Joleen and Craig Dudek, whose 2-year-old son died in 2017 after an Ikea dresser fell onto him, recently settled with the furniture company for $46 million

By Jen Juneau
January 13, 2020 12:35 PM
Toddler peeking into dresser drawer
Getty

With reports of children being killed from falling furniture — including a 2-year-old boy in California who died in 2017 and whose parents recently settled with Ikea for millions — many parents are wondering what they can do to make sure their own kids are safe from similar incidents.

According to Dr. Gary Smith, a pediatrician and spokesperson for the American Academy of Pediatrics, “We see these injuries most often in children who are age 5 and younger. The most devastating injuries can be injuries to the brain or when a child becomes pinned beneath a heavy piece of furniture and suffocates.”

“The most important thing for parents to know is that these injuries are totally preventable,” he adds.

One tip from the AAP that parents of young children may want to keep in mind is to anchor large, heavy furniture such as TV stands, bookshelves, entertainment units, dressers and the like “securely,” which can be done “usually into a wall stud” with the use of brackets, anchors, wall straps and/or braces.

Never miss a story — sign up for PEOPLE’s free daily newsletter to stay up-to-date on the best of what PEOPLE has to offer, from juicy celebrity news to compelling human interest stories.

Toddler in front of TV
Getty

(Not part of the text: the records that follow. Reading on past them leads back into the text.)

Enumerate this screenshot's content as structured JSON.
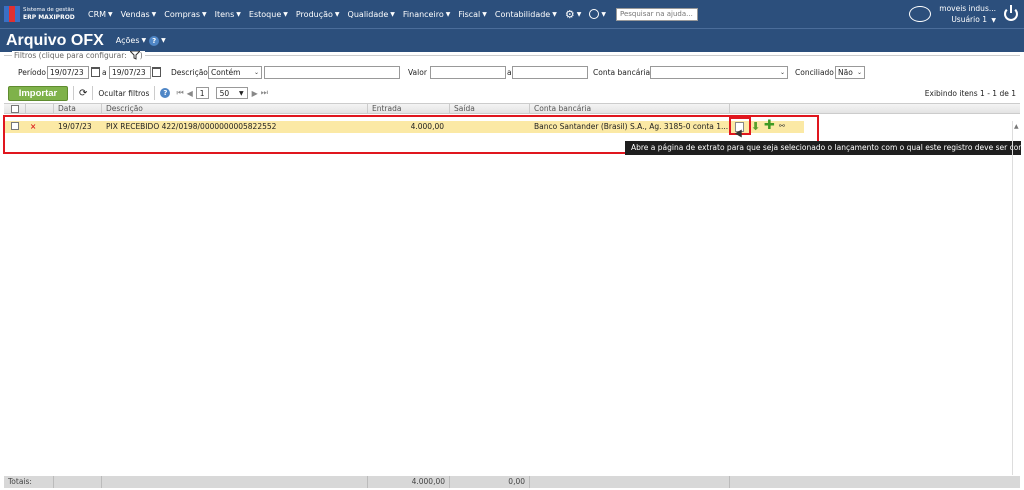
{
  "app": {
    "logo_line1": "Sistema de gestão",
    "logo_line2": "ERP MAXIPROD",
    "menu": [
      "CRM",
      "Vendas",
      "Compras",
      "Itens",
      "Estoque",
      "Produção",
      "Qualidade",
      "Financeiro",
      "Fiscal",
      "Contabilidade"
    ],
    "help_placeholder": "Pesquisar na ajuda...",
    "company": "moveis indus...",
    "user": "Usuário 1"
  },
  "page": {
    "title": "Arquivo OFX",
    "actions_label": "Ações"
  },
  "filters": {
    "legend": "Filtros (clique para configurar:",
    "period_label": "Período",
    "date_from": "19/07/23",
    "date_sep": "a",
    "date_to": "19/07/23",
    "description_label": "Descrição",
    "description_mode": "Contém",
    "description_value": "",
    "value_label": "Valor",
    "value_from": "",
    "value_sep": "a",
    "value_to": "",
    "bank_account_label": "Conta bancária",
    "bank_account_value": "",
    "reconciled_label": "Conciliado",
    "reconciled_value": "Não"
  },
  "toolbar": {
    "import_label": "Importar",
    "hide_filters_label": "Ocultar filtros",
    "page_number": "1",
    "page_size": "50",
    "showing": "Exibindo itens 1 - 1 de 1"
  },
  "grid": {
    "columns": [
      "Data",
      "Descrição",
      "Entrada",
      "Saída",
      "Conta bancária"
    ],
    "rows": [
      {
        "status": "×",
        "date": "19/07/23",
        "description": "PIX RECEBIDO 422/0198/0000000005822552",
        "entrada": "4.000,00",
        "saida": "",
        "bank_account": "Banco Santander (Brasil) S.A., Ag. 3185-0 conta 1..."
      }
    ]
  },
  "tooltip": "Abre a página de extrato para que seja selecionado o lançamento com o qual este registro deve ser conciliado",
  "totals": {
    "label": "Totais:",
    "entrada": "4.000,00",
    "saida": "0,00"
  },
  "colors": {
    "nav_bg": "#2c4f7c",
    "import_green": "#7fb24a",
    "row_highlight": "#fbe9a5",
    "annotation_red": "#e0161e"
  }
}
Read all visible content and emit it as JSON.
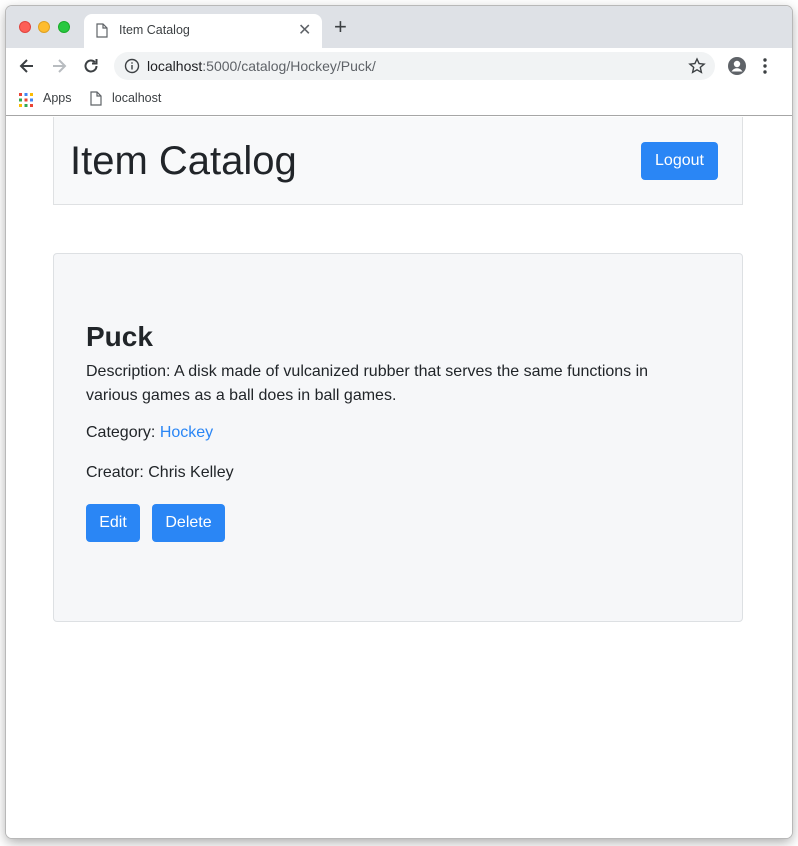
{
  "browser": {
    "tab_title": "Item Catalog",
    "url_host": "localhost",
    "url_rest": ":5000/catalog/Hockey/Puck/",
    "bookmarks": [
      {
        "label": "Apps",
        "icon": "apps-grid-icon"
      },
      {
        "label": "localhost",
        "icon": "page-icon"
      }
    ]
  },
  "header": {
    "brand": "Item Catalog",
    "logout_label": "Logout"
  },
  "item": {
    "name": "Puck",
    "description": "Description: A disk made of vulcanized rubber that serves the same functions in various games as a ball does in ball games.",
    "category_label": "Category: ",
    "category_value": "Hockey",
    "creator": "Creator: Chris Kelley",
    "edit_label": "Edit",
    "delete_label": "Delete"
  },
  "colors": {
    "primary": "#2a86f5",
    "panel_bg": "#f8f9fa",
    "text": "#212529"
  }
}
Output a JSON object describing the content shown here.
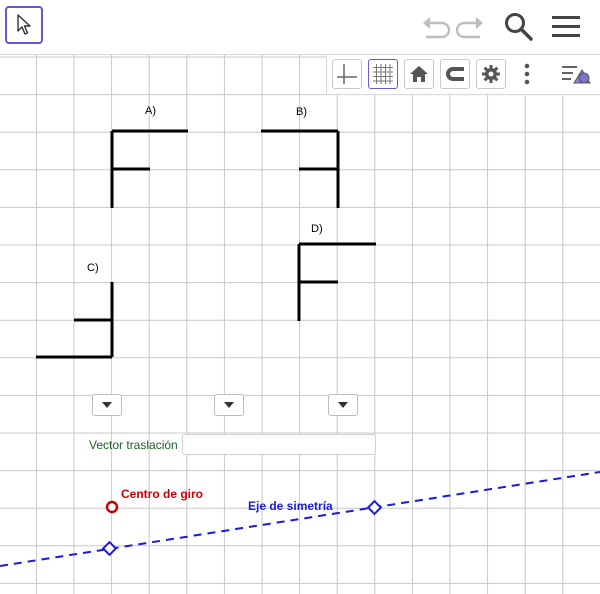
{
  "toolbar": {
    "move_tool": "move-tool",
    "undo": "undo",
    "redo": "redo",
    "search": "search",
    "menu": "menu"
  },
  "style_bar": {
    "buttons": [
      "axes",
      "grid",
      "home",
      "snap",
      "settings",
      "more",
      "toggle-style-bar"
    ]
  },
  "graphics": {
    "labels": {
      "a": "A)",
      "b": "B)",
      "c": "C)",
      "d": "D)",
      "centro": "Centro de giro",
      "eje": "Eje de simetría"
    },
    "colors": {
      "grid": "#c8c8c8",
      "figure": "#000000",
      "centro": "#cc0000",
      "eje": "#1a1ae0",
      "label_green": "#1b5e20"
    }
  },
  "controls": {
    "dropdowns": [
      "",
      "",
      ""
    ],
    "vector_label": "Vector traslación",
    "vector_value": ""
  }
}
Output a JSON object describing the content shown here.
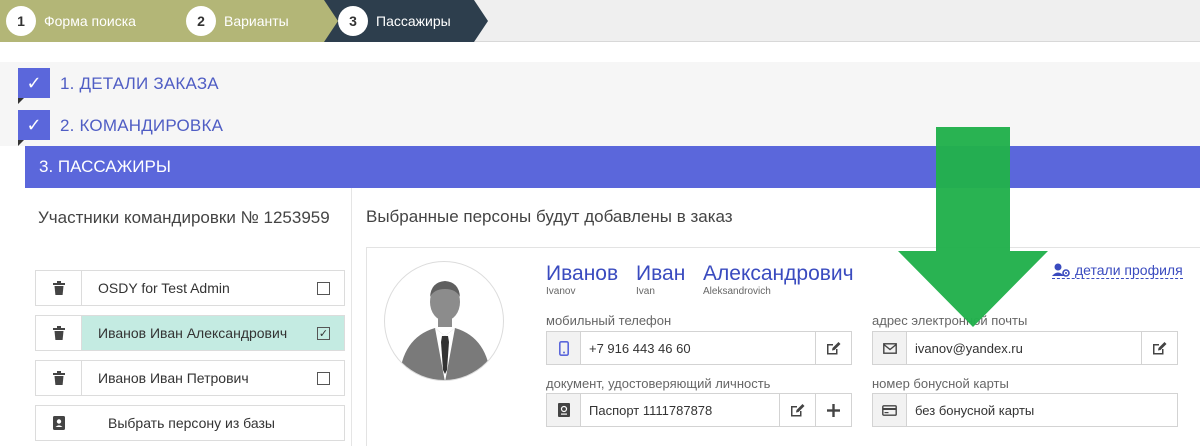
{
  "wizard": {
    "steps": [
      {
        "num": "1",
        "label": "Форма поиска"
      },
      {
        "num": "2",
        "label": "Варианты"
      },
      {
        "num": "3",
        "label": "Пассажиры"
      }
    ]
  },
  "accordion": {
    "order_details": "1. ДЕТАЛИ ЗАКАЗА",
    "business_trip": "2. КОМАНДИРОВКА",
    "passengers": "3. ПАССАЖИРЫ"
  },
  "participants": {
    "title": "Участники командировки № 1253959",
    "rows": [
      {
        "name": "OSDY for Test Admin",
        "checked": false
      },
      {
        "name": "Иванов Иван Александрович",
        "checked": true
      },
      {
        "name": "Иванов Иван Петрович",
        "checked": false
      }
    ],
    "pick_from_db": "Выбрать персону из базы"
  },
  "selected": {
    "title": "Выбранные персоны будут добавлены в заказ",
    "last_name": "Иванов",
    "first_name": "Иван",
    "middle_name": "Александрович",
    "last_name_lat": "Ivanov",
    "first_name_lat": "Ivan",
    "middle_name_lat": "Aleksandrovich",
    "profile_link": "детали профиля",
    "mobile_label": "мобильный телефон",
    "mobile_value": "+7 916 443 46 60",
    "email_label": "адрес электронной почты",
    "email_value": "ivanov@yandex.ru",
    "document_label": "документ, удостоверяющий личность",
    "document_value": "Паспорт 1111787878",
    "bonus_label": "номер бонусной карты",
    "bonus_value": "без бонусной карты"
  },
  "colors": {
    "accent": "#5b67db",
    "wizard_done": "#b3b677",
    "wizard_active": "#2d3e4d",
    "selected_row": "#c4ebe2",
    "annotation_arrow": "#22b14c"
  },
  "icons": {
    "check": "check-icon",
    "trash": "trash-icon",
    "contact": "contact-card-icon",
    "phone": "phone-icon",
    "envelope": "envelope-icon",
    "passport": "passport-icon",
    "credit_card": "credit-card-icon",
    "edit": "edit-icon",
    "plus": "plus-icon",
    "user_settings": "user-settings-icon",
    "arrow": "down-arrow-annotation"
  }
}
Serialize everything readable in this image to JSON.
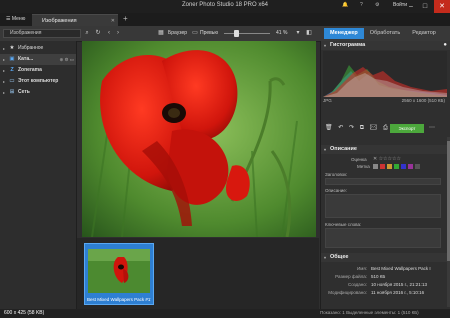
{
  "window": {
    "title": "Zoner Photo Studio 18 PRO x64",
    "user_label": "Войти"
  },
  "tabs": {
    "menu_label": "Меню",
    "active_label": "Изображения",
    "add_symbol": "+"
  },
  "toolbar": {
    "path_label": "Изображения",
    "browser_label": "Браузер",
    "preview_label": "Превью",
    "zoom_value": "41 %",
    "zoom_fraction": 0.28,
    "modes": [
      "Менеджер",
      "Обработать",
      "Редактор"
    ]
  },
  "nav": {
    "items": [
      {
        "label": "Избранное",
        "icon": "star-icon",
        "glyph": "★"
      },
      {
        "label": "Ката...",
        "icon": "catalog-icon",
        "glyph": "▣"
      },
      {
        "label": "Zonerama",
        "icon": "zonerama-icon",
        "glyph": "Z"
      },
      {
        "label": "Этот компьютер",
        "icon": "computer-icon",
        "glyph": "▭"
      },
      {
        "label": "Сеть",
        "icon": "network-icon",
        "glyph": "⊞"
      }
    ]
  },
  "filmstrip": {
    "thumb_label": "Best Mixed Wallpapers Pack #17..."
  },
  "right_panel": {
    "histogram_title": "Гистограмма",
    "histogram_left": "JPG",
    "histogram_right": "2560 x 1600 (510 КБ)",
    "export_label": "Экспорт",
    "description_title": "Описание",
    "rating_label": "Оценка",
    "marks_label": "Метка",
    "title_label": "Заголовок:",
    "desc_label": "Описание:",
    "keywords_label": "Ключевые слова:",
    "general_title": "Общее",
    "info": [
      {
        "key": "Имя:",
        "value": "Best Mixed Wallpapers Pack I"
      },
      {
        "key": "Размер файла:",
        "value": "510 КБ"
      },
      {
        "key": "Создано:",
        "value": "10 ноября 2015 г., 21:21:13"
      },
      {
        "key": "Модифицировано:",
        "value": "11 ноября 2016 г., 5:10:16"
      }
    ]
  },
  "status": {
    "left": "600 x 425 (58 KB)",
    "right": "Показано: 1    Выделенные элементы: 1 (510 КБ)"
  },
  "colors": {
    "accent": "#2e88d6",
    "export": "#4ca83c",
    "close": "#c42b1c",
    "poppy": "#d01a10"
  }
}
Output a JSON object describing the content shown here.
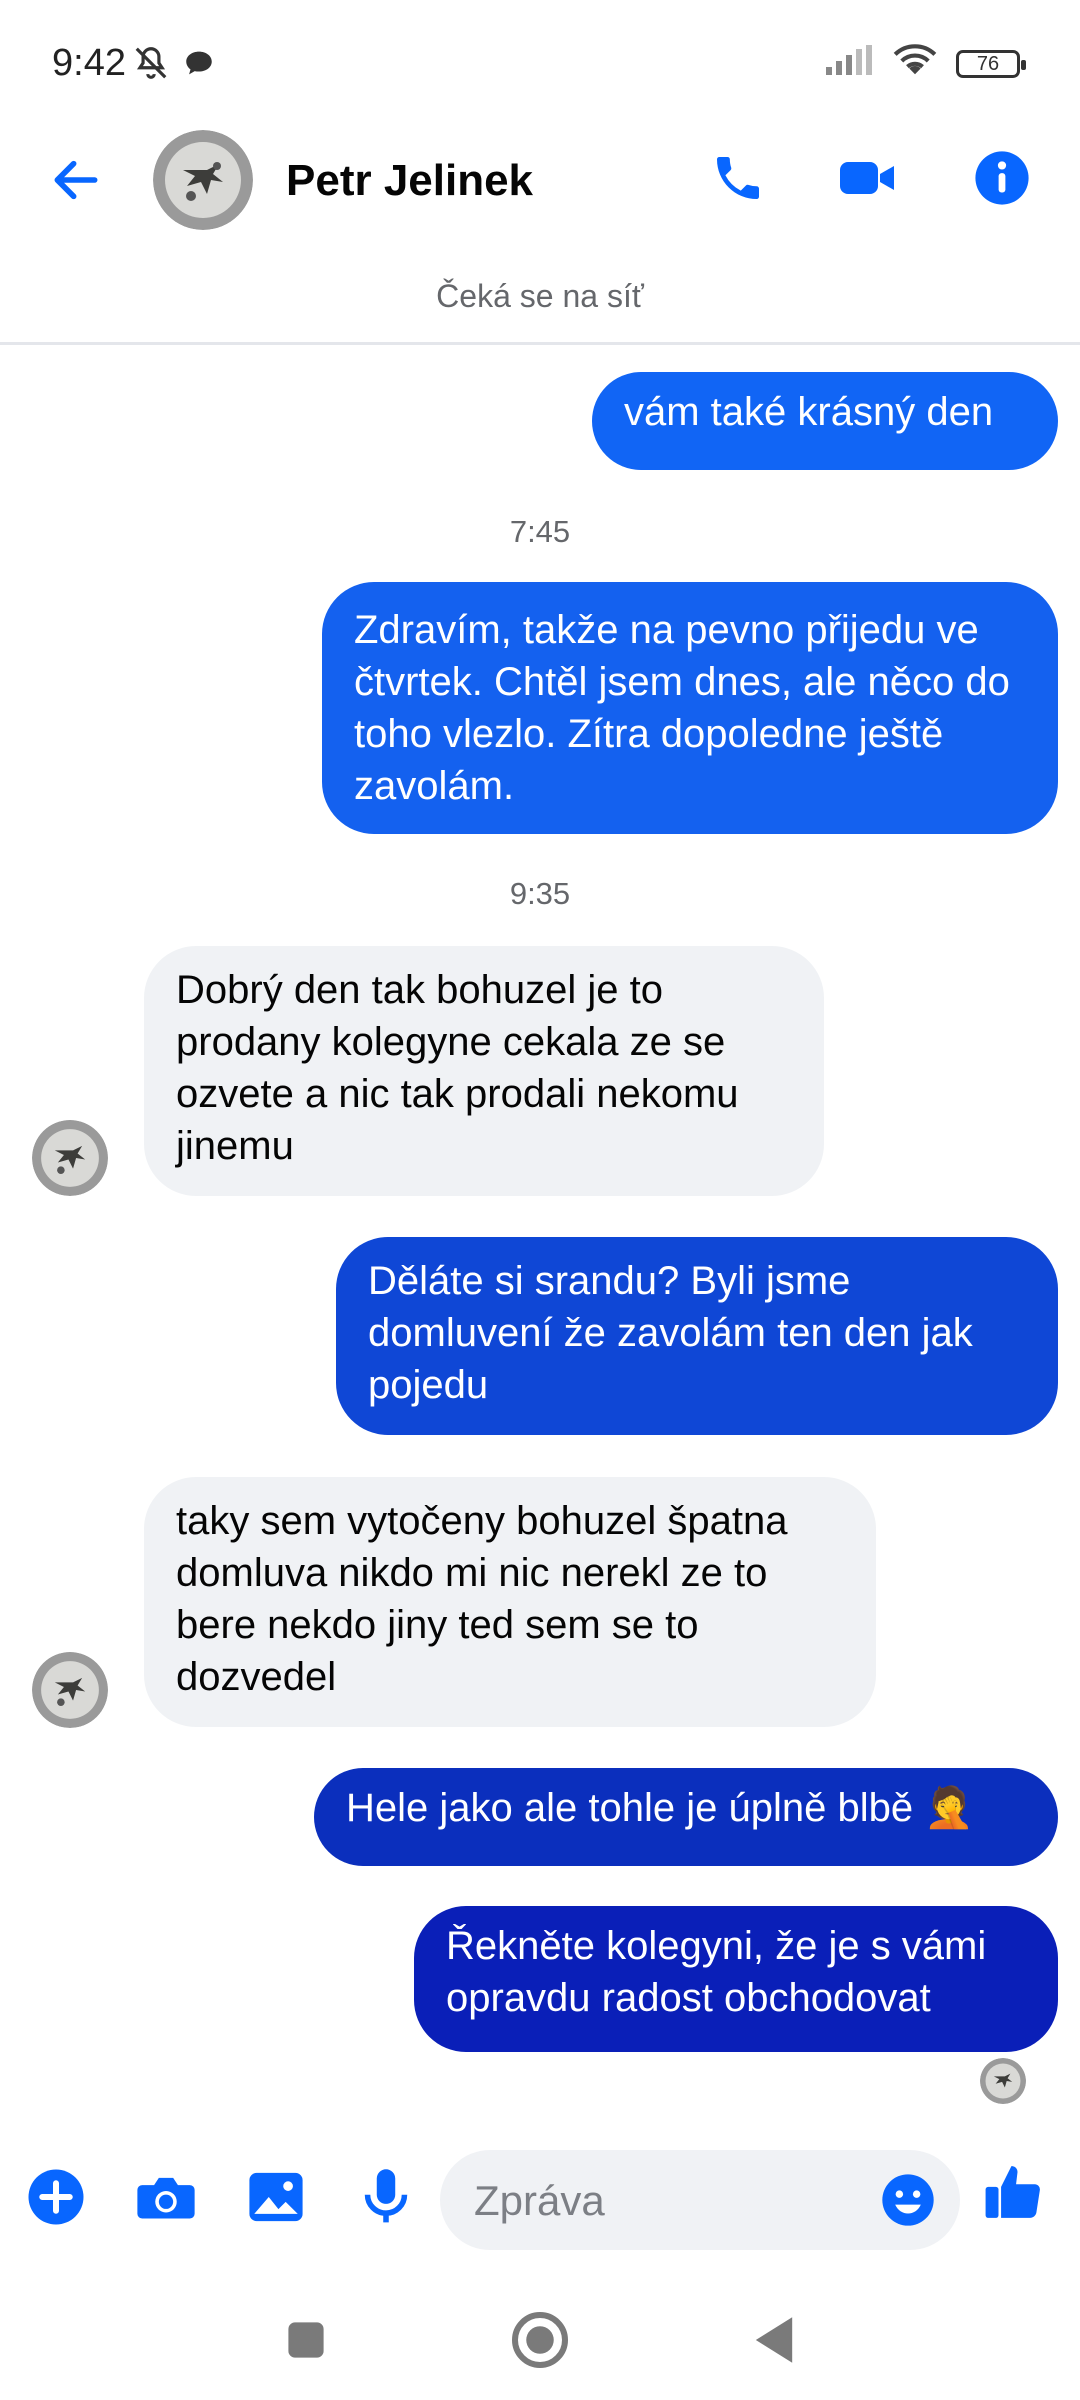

RELATED: Ikea to Pay $46 Million Settlement to Parents of Calif. Toddler Killed by a Falling Dresser

The AAP also advises parents to place televisions “on low, sturdy furniture appropriate for the size of the TV and not “on top of furniture that is not designed for such use,” like dressers — and remove items (e.g., remote controls, toys) from high places that could tempt children to reach up and pull at heavy furniture/devices.

Another article on the AAP’s website suggests that parents “install stops on dresser drawers to prevent them from being pulled out by the child so they can climb on them,” noting that “multiple open drawers also shift the weight of the dresser to the front, making it more prone to falling forward.”

The group urges parents to mount flat-screen televisions to the wall if possible, and push any heavy devices that may have to go on a low-standing piece of furniture more out of reach (i.e., toward the back as opposed to the front).

Baby in front of dresser

RELATED VIDEO: Pictured: Boy, 5, Who Was Crushed in Atlanta Restaurant’s Revolving Wall — “No Words Can Express Their Loss”

The New York Times reported Monday that Joleen and Craig Dudek, whose son Jozef died in 2017 from asphyxia caused by mechanical compression of the neck after an Ikea dresser fell onto him, settled with the furniture company for $46 million.

“We miss him so much,” the Dudeks, who are from Buena Park, California, said in a statement to the outlet via their lawyer. “He would be turning 5 years old this April.”

“We never thought that a 2-year-old could cause a dresser just 30 inches high to topple over and suffocate him,” they continued. “It was only later that we learned that this dresser was unstable by design and did not meet safety standards, and that this had happened to other little boys.”

A spokesperson for Ikea added to the NYT, “While no settlement can alter the tragic events that brought us here, for the sake of the family and all involved, we’re grateful that this litigation has reached a resolution.”

Little girl watching TV
Getty

RELATED: Ikea Issues Voluntary Recall of Dressers and Chests That Have Killed Six Children

“We remain committed to working proactively and collaboratively to address this very important home safety issue. Again, we offer our deepest condolences,” Ikea’s statement continued.

It’s not the first time one of Ikea’s dressers has crushed a child to death, but little Jozef was the first one to die after Ikea issued a voluntary recall of millions of dressers in 2016, USA Today reported.

The recall came after six children were killed and 36 others were injured, PEOPLE previously reported.

According to the Consumer Product Safety Commission, a piece of furniture, TV or appliance tipping over causes an injury in the U.S. every 17 minutesConsumer Reports (CR) said in 2018.

Advertisement